Every line below needs to be printed again exactly, without any of its pictures.

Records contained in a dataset
»»
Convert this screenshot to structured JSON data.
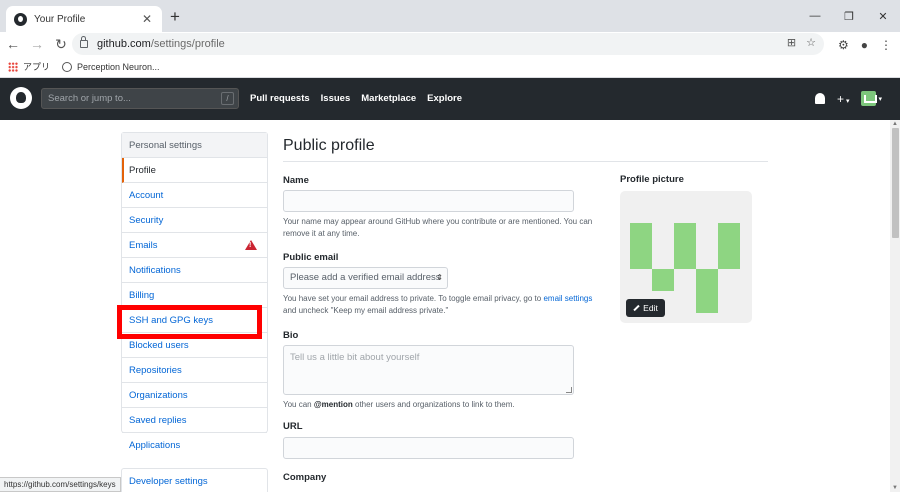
{
  "browser": {
    "tab_title": "Your Profile",
    "tab_close": "✕",
    "new_tab": "+",
    "url_host": "github.com",
    "url_path": "/settings/profile",
    "bookmarks": [
      "アプリ",
      "Perception Neuron..."
    ],
    "win_minimize": "—",
    "win_restore": "❐",
    "win_close": "✕"
  },
  "header": {
    "search_placeholder": "Search or jump to...",
    "slash_key": "/",
    "nav": [
      "Pull requests",
      "Issues",
      "Marketplace",
      "Explore"
    ],
    "plus": "+",
    "caret": "▾"
  },
  "sidebar": {
    "heading": "Personal settings",
    "items": [
      "Profile",
      "Account",
      "Security",
      "Emails",
      "Notifications",
      "Billing",
      "SSH and GPG keys",
      "Blocked users",
      "Repositories",
      "Organizations",
      "Saved replies",
      "Applications"
    ],
    "selected": "Profile",
    "developer": "Developer settings"
  },
  "main": {
    "title": "Public profile",
    "name_label": "Name",
    "name_note": "Your name may appear around GitHub where you contribute or are mentioned. You can remove it at any time.",
    "email_label": "Public email",
    "email_select": "Please add a verified email address",
    "email_note_1": "You have set your email address to private. To toggle email privacy, go to ",
    "email_note_link": "email settings",
    "email_note_2": " and uncheck \"Keep my email address private.\"",
    "bio_label": "Bio",
    "bio_placeholder": "Tell us a little bit about yourself",
    "bio_note_1": "You can ",
    "bio_note_mention": "@mention",
    "bio_note_2": " other users and organizations to link to them.",
    "url_label": "URL",
    "company_label": "Company",
    "picture_label": "Profile picture",
    "edit_label": "Edit"
  },
  "status_bar": "https://github.com/settings/keys",
  "colors": {
    "header_bg": "#24292e",
    "link": "#0366d6",
    "highlight": "#ff0000",
    "avatar": "#8ed582",
    "selected_border": "#e36209"
  }
}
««
WRITTEN ANSWER:
Convert this screenshot to structured JSON data.
{
  "browser": {
    "tab_title": "Your Profile",
    "tab_close": "✕",
    "new_tab": "+",
    "url_host": "github.com",
    "url_path": "/settings/profile",
    "bookmarks": [
      "アプリ",
      "Perception Neuron..."
    ],
    "win_minimize": "—",
    "win_restore": "❐",
    "win_close": "✕"
  },
  "header": {
    "search_placeholder": "Search or jump to...",
    "slash_key": "/",
    "nav": [
      "Pull requests",
      "Issues",
      "Marketplace",
      "Explore"
    ],
    "plus": "+",
    "caret": "▾"
  },
  "sidebar": {
    "heading": "Personal settings",
    "items": [
      "Profile",
      "Account",
      "Security",
      "Emails",
      "Notifications",
      "Billing",
      "SSH and GPG keys",
      "Blocked users",
      "Repositories",
      "Organizations",
      "Saved replies",
      "Applications"
    ],
    "selected": "Profile",
    "developer": "Developer settings"
  },
  "main": {
    "title": "Public profile",
    "name_label": "Name",
    "name_note": "Your name may appear around GitHub where you contribute or are mentioned. You can remove it at any time.",
    "email_label": "Public email",
    "email_select": "Please add a verified email address",
    "email_note_1": "You have set your email address to private. To toggle email privacy, go to ",
    "email_note_link": "email settings",
    "email_note_2": " and uncheck \"Keep my email address private.\"",
    "bio_label": "Bio",
    "bio_placeholder": "Tell us a little bit about yourself",
    "bio_note_1": "You can ",
    "bio_note_mention": "@mention",
    "bio_note_2": " other users and organizations to link to them.",
    "url_label": "URL",
    "company_label": "Company",
    "picture_label": "Profile picture",
    "edit_label": "Edit"
  },
  "status_bar": "https://github.com/settings/keys",
  "colors": {
    "header_bg": "#24292e",
    "link": "#0366d6",
    "highlight": "#ff0000",
    "avatar": "#8ed582",
    "selected_border": "#e36209"
  }
}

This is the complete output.